Yerevan /Mediamax/. Political scientist, Director of the Caucasus Institute believes that "the South Caucasus is no longer an exclusively post-Soviet region.”
“If “post-Soviet” describes zones of Russian influence, in the South Caucasus, this influence has decreased to an extent that may be irreversible. Of course, whatever happens, Russia will remain a major regional player. A nuclear power that borders the region and is the former parent state of the empire that included all the region’s countries will play a role in any event, even if it does not consciously seek it. However, Russia is no longer the hegemon, the main external player and arbiter,” Iskandaryan wrote in “The South Caucasus between Putin and Erdoğan: Is Russia on Its Way Out?”

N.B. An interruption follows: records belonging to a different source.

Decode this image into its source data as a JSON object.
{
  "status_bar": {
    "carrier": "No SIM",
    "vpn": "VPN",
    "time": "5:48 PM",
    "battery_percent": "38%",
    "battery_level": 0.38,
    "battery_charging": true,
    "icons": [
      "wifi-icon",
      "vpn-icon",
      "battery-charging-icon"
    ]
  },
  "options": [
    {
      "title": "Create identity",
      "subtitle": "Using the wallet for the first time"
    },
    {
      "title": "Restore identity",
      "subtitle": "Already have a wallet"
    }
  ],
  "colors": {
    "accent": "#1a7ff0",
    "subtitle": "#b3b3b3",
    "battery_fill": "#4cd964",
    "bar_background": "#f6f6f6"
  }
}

“Of course, this change of “mental geography” will not happen overnight. The withdrawal of Russia’s peacekeeping force from Azerbaijan, changes to the institutional format for Armenia-Russia ties, Georgia’s further integration into the EU, the creation of new regional formats—all of this will take time. However, we are past the turning point: the Nagorno-Karabakh problem has all but disappeared with the elimination of it autonomous entity. Russia can no longer play the role in efforts to settle Armenian-Azerbaijani relations that it played until 2020, or even 2022,” the political scientist notes.
“This does not mean that the risks of turbulence in the region will go away. Indeed, the opposite might well be true. With little attention from global players, the region will turn into an arena for rivalry between regional powers: Turkey, Iran, and Russia. The view that a strong Russia is more dangerous than a weakened one seems controversial, to say the least. Future changes anywhere -from Palestine to, say, Syria or Central Asia - may have unpredictable consequences. Given the specifics of decision-making in Erdoğan’s Turkey and Putin’s Russia, further violent steps are a possibility. What is already clear is that the South Caucasus will no longer be the same region. Over the past three years, the region has transformed from Russia’s backyard into a zone of competition among regional powers, and regional conflicts have been geopoliticized. Unless global players step into the role of a force creating rules for regional interaction, the South Caucasus may well turn into a full-fledged part of the New Middle East, with all the negative connotations that this carries,” the author concluded.